We are particularly interested in how working memory is shaped by attention. By combining high-spatial resolution functional magnetic resonance imaging (fMRI) with the millisecond time-resolution of MEG, we are aiming to identify the attentional processes that bias access to working memory and continue to influence information within working memory. 

Investigators: Mark Stokes, Nick Myers, George Wallis
Collaborators: Kia Nobre
Funding: Wellcome Trust

Key References:

Kuo, Stokes, Murray & Nobre (2014) Attention Biases Visual Activity in Visual Short-Term Memory. Journal of Cognitive Neuroscience, 26, 1377-1389

Murray, Nobre, Clark, Cravo & Stokes (2013) Attention restores discrete items to visual short-term memory. Psychological Science, 24 (4), 550-556
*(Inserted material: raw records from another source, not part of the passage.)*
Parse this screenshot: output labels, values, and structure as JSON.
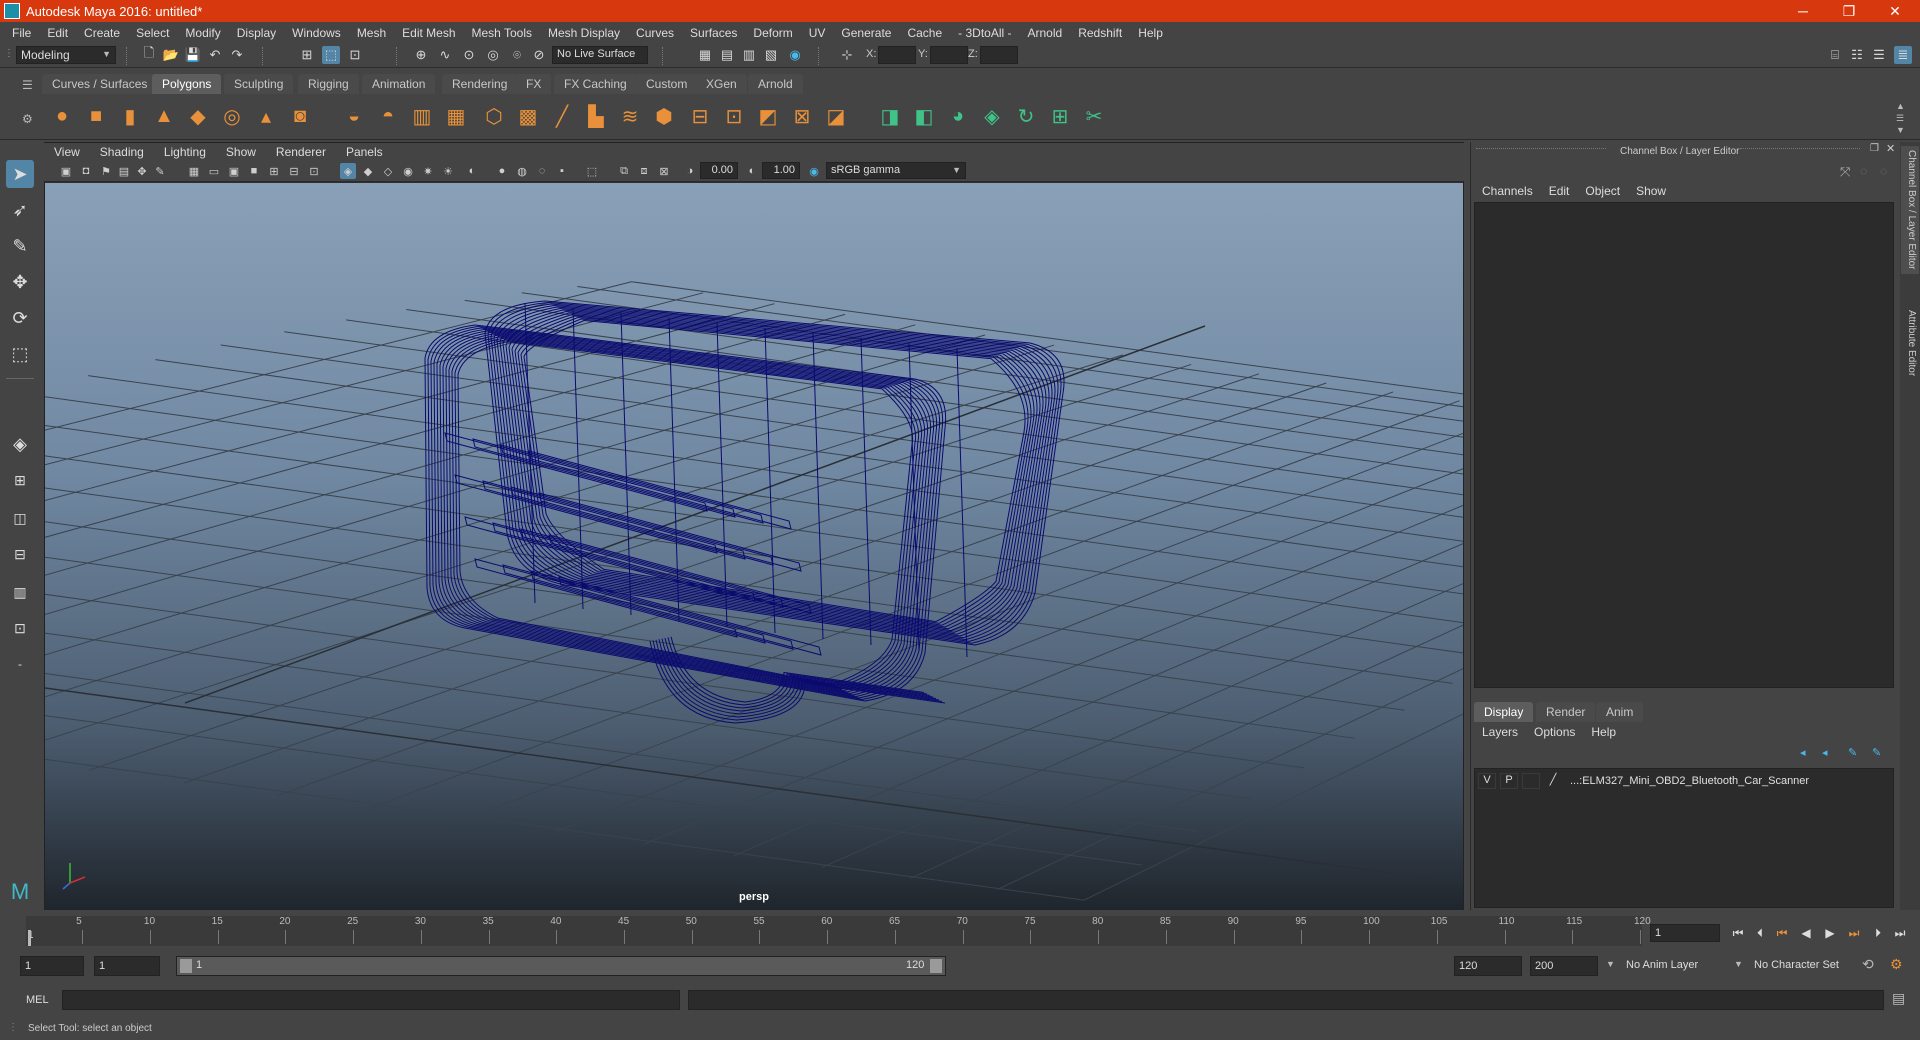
{
  "window": {
    "title": "Autodesk Maya 2016: untitled*",
    "minimize": "─",
    "maximize": "❐",
    "close": "✕"
  },
  "menubar": [
    "File",
    "Edit",
    "Create",
    "Select",
    "Modify",
    "Display",
    "Windows",
    "Mesh",
    "Edit Mesh",
    "Mesh Tools",
    "Mesh Display",
    "Curves",
    "Surfaces",
    "Deform",
    "UV",
    "Generate",
    "Cache",
    "- 3DtoAll -",
    "Arnold",
    "Redshift",
    "Help"
  ],
  "statusline": {
    "workspace": "Modeling",
    "live_surface": "No Live Surface",
    "x_label": "X:",
    "y_label": "Y:",
    "z_label": "Z:"
  },
  "shelf_tabs": [
    "Curves / Surfaces",
    "Polygons",
    "Sculpting",
    "Rigging",
    "Animation",
    "Rendering",
    "FX",
    "FX Caching",
    "Custom",
    "XGen",
    "Arnold"
  ],
  "shelf_active": "Polygons",
  "viewport": {
    "menu": [
      "View",
      "Shading",
      "Lighting",
      "Show",
      "Renderer",
      "Panels"
    ],
    "exposure": "0.00",
    "gamma": "1.00",
    "color_space": "sRGB gamma",
    "camera": "persp"
  },
  "right_panel": {
    "title": "Channel Box / Layer Editor",
    "menu": [
      "Channels",
      "Edit",
      "Object",
      "Show"
    ],
    "layer_tabs": [
      "Display",
      "Render",
      "Anim"
    ],
    "layer_menu": [
      "Layers",
      "Options",
      "Help"
    ],
    "layer": {
      "v": "V",
      "p": "P",
      "name": "...:ELM327_Mini_OBD2_Bluetooth_Car_Scanner"
    },
    "side_tabs": [
      "Channel Box / Layer Editor",
      "Attribute Editor"
    ]
  },
  "timeline": {
    "ticks": [
      "5",
      "10",
      "15",
      "20",
      "25",
      "30",
      "35",
      "40",
      "45",
      "50",
      "55",
      "60",
      "65",
      "70",
      "75",
      "80",
      "85",
      "90",
      "95",
      "100",
      "105",
      "110",
      "115",
      "120"
    ],
    "first": "1",
    "current_frame": "1"
  },
  "range": {
    "start": "1",
    "anim_start": "1",
    "slider_start": "1",
    "slider_end": "120",
    "end": "120",
    "anim_end": "200",
    "anim_layer": "No Anim Layer",
    "character_set": "No Character Set"
  },
  "cmdline": {
    "label": "MEL"
  },
  "help_line": "Select Tool: select an object",
  "colors": {
    "titlebar": "#d8380e",
    "wireframe": "#0a0a6e",
    "accent": "#5285a6"
  }
}
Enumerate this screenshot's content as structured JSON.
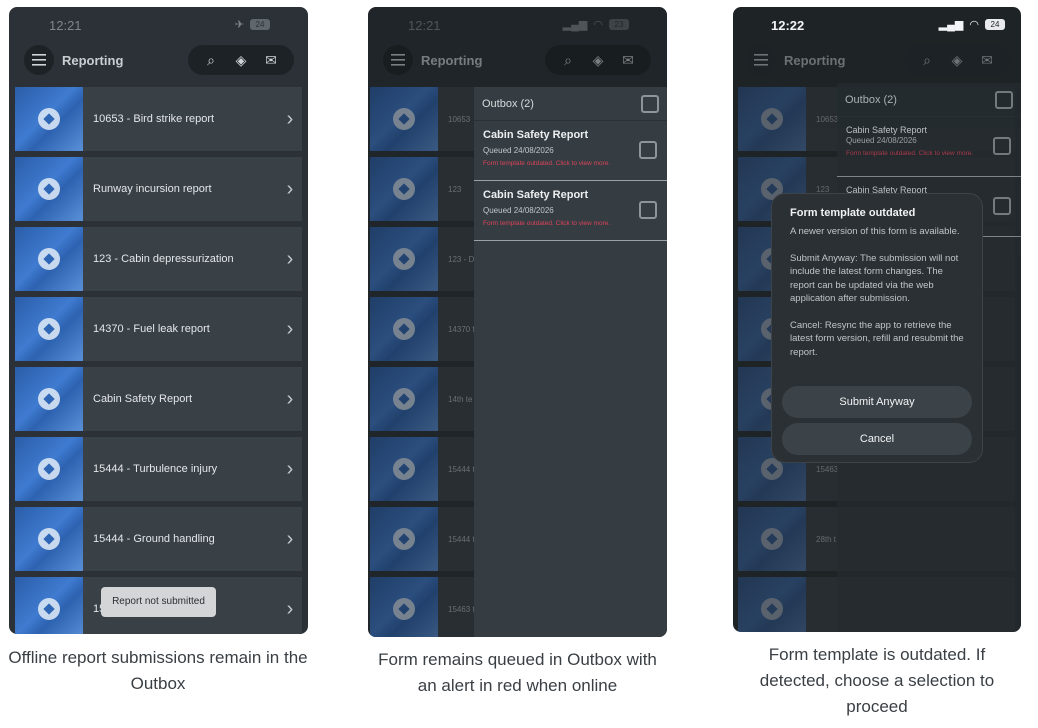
{
  "app_title": "Reporting",
  "screens": [
    {
      "time": "12:21",
      "battery": "24",
      "reports": [
        "10653 - Bird strike report",
        "Runway incursion report",
        "123 - Cabin depressurization",
        "14370 - Fuel leak report",
        "Cabin Safety Report",
        "15444 - Turbulence injury",
        "15444 - Ground handling",
        "15"
      ],
      "toast": "Report not submitted",
      "caption": "Offline report submissions remain in the Outbox"
    },
    {
      "time": "12:21",
      "battery": "23",
      "reports": [
        "10653",
        "123",
        "123 - D",
        "14370 f",
        "14th te",
        "15444 t",
        "15444 t",
        "15463 t"
      ],
      "outbox_title": "Outbox (2)",
      "outbox_items": [
        {
          "name": "Cabin Safety Report",
          "queued": "Queued 24/08/2026",
          "alert": "Form template outdated. Click to view more."
        },
        {
          "name": "Cabin Safety Report",
          "queued": "Queued 24/08/2026",
          "alert": "Form template outdated. Click to view more."
        }
      ],
      "caption": "Form remains queued in Outbox with an alert in red when online"
    },
    {
      "time": "12:22",
      "battery": "24",
      "reports": [
        "10653",
        "123",
        "",
        "",
        "",
        "15463",
        "28th t",
        ""
      ],
      "outbox_title": "Outbox (2)",
      "outbox_items": [
        {
          "name": "Cabin Safety Report",
          "queued": "Queued 24/08/2026",
          "alert": "Form template outdated. Click to view more."
        },
        {
          "name": "Cabin Safety Report",
          "queued": "",
          "alert": ""
        }
      ],
      "dialog": {
        "title": "Form template outdated",
        "p1": "A newer version of this form is available.",
        "p2": "Submit Anyway: The submission will not include the latest form changes. The report can be updated via the web application after submission.",
        "p3": "Cancel: Resync the app to retrieve the latest form version, refill and resubmit the report.",
        "submit": "Submit Anyway",
        "cancel": "Cancel"
      },
      "caption": "Form template is outdated. If detected, choose a selection to proceed"
    }
  ],
  "icons": [
    "menu-icon",
    "search-icon",
    "navigation-icon",
    "mail-icon",
    "chevron-right-icon",
    "app-logo-icon"
  ]
}
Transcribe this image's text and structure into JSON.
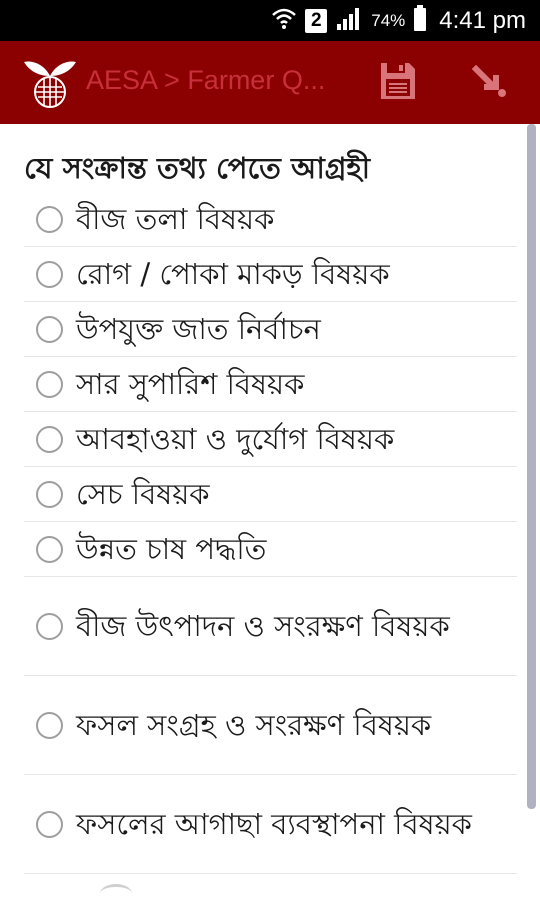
{
  "status_bar": {
    "sim": "2",
    "battery": "74%",
    "time": "4:41 pm"
  },
  "app_bar": {
    "title": "AESA > Farmer Q..."
  },
  "form": {
    "question": "যে সংক্রান্ত তথ্য পেতে আগ্রহী",
    "options": [
      {
        "label": "বীজ তলা বিষয়ক"
      },
      {
        "label": "রোগ / পোকা মাকড় বিষয়ক"
      },
      {
        "label": "উপযুক্ত জাত নির্বাচন"
      },
      {
        "label": "সার সুপারিশ বিষয়ক"
      },
      {
        "label": "আবহাওয়া ও দুর্যোগ বিষয়ক"
      },
      {
        "label": "সেচ বিষয়ক"
      },
      {
        "label": "উন্নত চাষ পদ্ধতি"
      },
      {
        "label": "বীজ উৎপাদন ও সংরক্ষণ বিষয়ক"
      },
      {
        "label": "ফসল সংগ্রহ ও সংরক্ষণ বিষয়ক"
      },
      {
        "label": "ফসলের আগাছা ব্যবস্থাপনা বিষয়ক"
      }
    ]
  },
  "icons": {
    "wifi": "wifi-icon",
    "signal": "signal-icon",
    "battery": "battery-icon",
    "app_logo": "app-logo-icon",
    "save": "save-icon",
    "exit": "exit-arrow-icon"
  },
  "colors": {
    "app_bar": "#8b0000",
    "title_text": "#c7303a",
    "status_bar": "#000000"
  }
}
Myers, Walther, Wallis, Stokes & Nobre (2014) Temporal Dynamics of Attention during Encoding versus Maintenance of Working Memory: Complementary Views from Event-related Potentials and Alpha-band Oscillations. Journal of Cognitive Neuroscience, 27(3):492-508

Nelissen, Stokes, Nobre & Rushworth (2013). Frontal and parietal cortical interactions with distributed visual representations during selective attention and action selection. Journal of Neuroscience, 33(42): 16443-16458